[21] “Bien conocida me es la resistencia de los editores norteamericanos a publicar obras literarias de Hispanoamérica, lo que se explica sobradamente por el menosprecio con que las gentes del Norte miran a nuestros pueblos del Sur, a sus instituciones, historia e idioma. Yo creí que la creación del Premio de novela por la Fundación William Faulkner tenía por objeto, precisamente, contribuir a romper la formidable barrera que el desdén y el implacable utilitarismo de los norteamericanos han creado entre las dos zonas raciales del Nuevo Mundo, y a comunicar un poco de dignidad ética y estética a las relaciones de la más grande potencia de la historia moderna con nuestras pequeñas y subdesarrolladas naciones … La única satisfacción y la sola eficacia que un torneo de esta índole podría proyectar en nosotros, escritores de Hispanoamérica, sería la de la publicación en Estados Unidos de los libros producidos en nuestros países y que constituyen un mensaje de buena fe, pues poco atractivo tiene, fuera de esto, la concesión de una placa metálica …”

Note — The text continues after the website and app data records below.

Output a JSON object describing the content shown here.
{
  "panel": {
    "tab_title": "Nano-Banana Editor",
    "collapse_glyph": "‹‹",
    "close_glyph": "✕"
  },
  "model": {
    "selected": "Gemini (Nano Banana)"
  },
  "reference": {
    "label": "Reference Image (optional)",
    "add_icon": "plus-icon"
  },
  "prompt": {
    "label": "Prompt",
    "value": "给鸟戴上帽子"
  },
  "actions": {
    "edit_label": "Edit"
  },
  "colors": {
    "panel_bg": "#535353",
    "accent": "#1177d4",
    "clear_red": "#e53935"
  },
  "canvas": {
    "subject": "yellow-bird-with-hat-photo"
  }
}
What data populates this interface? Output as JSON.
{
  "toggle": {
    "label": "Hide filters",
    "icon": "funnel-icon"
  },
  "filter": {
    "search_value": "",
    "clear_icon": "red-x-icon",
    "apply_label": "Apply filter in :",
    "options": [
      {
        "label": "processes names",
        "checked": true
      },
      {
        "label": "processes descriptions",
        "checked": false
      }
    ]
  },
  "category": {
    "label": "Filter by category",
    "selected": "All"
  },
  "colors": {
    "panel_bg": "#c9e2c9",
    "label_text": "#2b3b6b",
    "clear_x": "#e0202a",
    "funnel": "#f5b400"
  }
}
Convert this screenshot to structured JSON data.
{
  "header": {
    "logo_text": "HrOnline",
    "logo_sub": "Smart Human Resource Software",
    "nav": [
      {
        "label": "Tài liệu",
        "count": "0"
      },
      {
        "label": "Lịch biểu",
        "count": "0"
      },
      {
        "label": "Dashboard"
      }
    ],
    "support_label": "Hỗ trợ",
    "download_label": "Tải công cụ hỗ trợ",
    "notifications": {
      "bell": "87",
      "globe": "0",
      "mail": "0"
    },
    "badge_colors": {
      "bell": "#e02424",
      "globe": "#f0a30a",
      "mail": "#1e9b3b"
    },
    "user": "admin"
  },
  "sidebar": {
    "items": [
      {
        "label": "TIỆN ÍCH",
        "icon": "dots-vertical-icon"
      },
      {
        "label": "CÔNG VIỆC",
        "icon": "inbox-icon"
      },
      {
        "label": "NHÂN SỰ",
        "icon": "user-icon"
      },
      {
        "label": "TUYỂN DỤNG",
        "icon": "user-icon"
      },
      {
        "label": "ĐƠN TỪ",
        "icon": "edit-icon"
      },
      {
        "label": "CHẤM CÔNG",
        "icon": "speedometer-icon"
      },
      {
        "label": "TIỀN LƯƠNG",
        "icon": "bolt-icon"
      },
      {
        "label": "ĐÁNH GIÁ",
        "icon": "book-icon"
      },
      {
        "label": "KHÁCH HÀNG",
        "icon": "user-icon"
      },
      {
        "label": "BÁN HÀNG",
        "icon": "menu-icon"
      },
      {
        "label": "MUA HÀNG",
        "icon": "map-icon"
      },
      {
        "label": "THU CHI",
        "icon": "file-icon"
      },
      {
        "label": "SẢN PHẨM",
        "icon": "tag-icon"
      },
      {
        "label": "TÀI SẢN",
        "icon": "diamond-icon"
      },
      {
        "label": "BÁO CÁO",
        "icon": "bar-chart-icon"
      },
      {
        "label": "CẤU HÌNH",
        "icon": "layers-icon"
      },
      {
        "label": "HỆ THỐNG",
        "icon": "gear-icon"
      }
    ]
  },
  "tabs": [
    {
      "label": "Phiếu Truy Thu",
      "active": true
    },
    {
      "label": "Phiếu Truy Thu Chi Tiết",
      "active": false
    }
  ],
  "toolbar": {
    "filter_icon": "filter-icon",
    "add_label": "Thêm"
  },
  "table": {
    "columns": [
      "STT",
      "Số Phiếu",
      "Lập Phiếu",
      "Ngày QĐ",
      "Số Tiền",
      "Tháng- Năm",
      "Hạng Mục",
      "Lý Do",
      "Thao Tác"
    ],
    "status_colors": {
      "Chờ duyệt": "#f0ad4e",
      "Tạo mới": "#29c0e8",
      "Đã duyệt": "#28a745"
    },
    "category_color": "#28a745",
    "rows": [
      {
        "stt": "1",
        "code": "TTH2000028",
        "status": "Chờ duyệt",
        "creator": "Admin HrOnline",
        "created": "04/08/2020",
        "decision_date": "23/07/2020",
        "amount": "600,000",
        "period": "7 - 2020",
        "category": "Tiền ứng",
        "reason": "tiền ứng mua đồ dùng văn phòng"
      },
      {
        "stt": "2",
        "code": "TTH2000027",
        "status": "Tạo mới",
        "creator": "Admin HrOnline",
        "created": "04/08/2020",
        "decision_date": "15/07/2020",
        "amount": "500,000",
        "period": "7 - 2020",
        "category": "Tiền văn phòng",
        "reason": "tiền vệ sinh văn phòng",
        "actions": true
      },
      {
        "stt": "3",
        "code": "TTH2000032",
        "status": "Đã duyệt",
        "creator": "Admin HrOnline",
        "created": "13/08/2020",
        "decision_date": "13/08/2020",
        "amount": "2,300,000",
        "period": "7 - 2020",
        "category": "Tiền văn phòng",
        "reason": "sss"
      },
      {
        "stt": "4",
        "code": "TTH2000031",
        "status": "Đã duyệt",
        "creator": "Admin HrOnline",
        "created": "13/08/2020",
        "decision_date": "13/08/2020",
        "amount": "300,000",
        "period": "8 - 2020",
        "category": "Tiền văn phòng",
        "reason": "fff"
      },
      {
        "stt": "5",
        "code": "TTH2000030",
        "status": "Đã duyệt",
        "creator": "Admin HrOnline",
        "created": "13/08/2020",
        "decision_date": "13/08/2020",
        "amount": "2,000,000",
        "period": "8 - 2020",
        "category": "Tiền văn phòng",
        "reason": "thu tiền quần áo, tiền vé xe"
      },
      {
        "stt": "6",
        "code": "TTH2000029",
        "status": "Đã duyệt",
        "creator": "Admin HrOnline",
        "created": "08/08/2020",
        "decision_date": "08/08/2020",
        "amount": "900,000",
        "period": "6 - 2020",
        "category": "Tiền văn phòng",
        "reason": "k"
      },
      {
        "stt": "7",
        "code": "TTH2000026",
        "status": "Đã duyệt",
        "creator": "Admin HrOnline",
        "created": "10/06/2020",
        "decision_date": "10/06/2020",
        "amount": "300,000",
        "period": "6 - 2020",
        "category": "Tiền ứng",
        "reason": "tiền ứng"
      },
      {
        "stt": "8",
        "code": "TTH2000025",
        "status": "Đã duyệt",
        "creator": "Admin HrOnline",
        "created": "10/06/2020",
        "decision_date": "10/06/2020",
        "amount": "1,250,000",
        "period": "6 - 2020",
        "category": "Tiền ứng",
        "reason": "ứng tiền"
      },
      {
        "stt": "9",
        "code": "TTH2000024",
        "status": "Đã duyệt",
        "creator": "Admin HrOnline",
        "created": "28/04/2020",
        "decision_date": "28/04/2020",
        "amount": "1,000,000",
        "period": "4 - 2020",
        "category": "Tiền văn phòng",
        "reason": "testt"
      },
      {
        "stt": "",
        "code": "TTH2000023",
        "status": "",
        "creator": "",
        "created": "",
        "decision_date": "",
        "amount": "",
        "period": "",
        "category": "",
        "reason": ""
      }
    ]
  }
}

[22] This episode later threatened to set the Faulkner family at odds with the Foundation. When William Fielden, who was married to Faulkner’s stepdaughter, Victoria, was invited by Massey to join the Foundation in 1967, he was extremely hesitant to accept the position, as he had lived in Venezuela for several years and was acquainted with the saga. As he wrote, “Several years ago, when a Venezuelan was awarded the prize of recognition, there was nothing tangible given and I know the winner was distressed over this … Mrs. Faulkner met the winner and his wife in our home in Caracas, and I told her that there had to be some tangible recognition otherwise the award was meaningless. Things very nearly reached the point where the winner was going to renounce recognition and advise various publications. Dr. Cordido[-Freytes] was able to handle things so there was no adverse publicity created at the time” (MSS 10677, box 1). He acknowledged that he did want to join the Foundation, but “before doing so want to satisfy ourselves that we are supporting something that is substantial and offers reward to authors that provides incentive and recognition” (ibid.).

[23] Style does not, curiously, seem to have been correlated with age: winning novelists were born between 1892 (Ramos) and 1936 (Veloz Maggiolo; in comparison, Fuentes and García Márquez were born in 1928, and Vargas Llosa in 1936), and those whose works incorporated the avant-garde were born throughout this period.

[24] “Escrib[ir] para su parroquia,” “cataloga[r] la flora y la fauna, las razas y los dichos inconfundiblemente nuestros … aquello que específicamente nos diferenciaba—nos separaba—de otras regiones y otros países del continente.”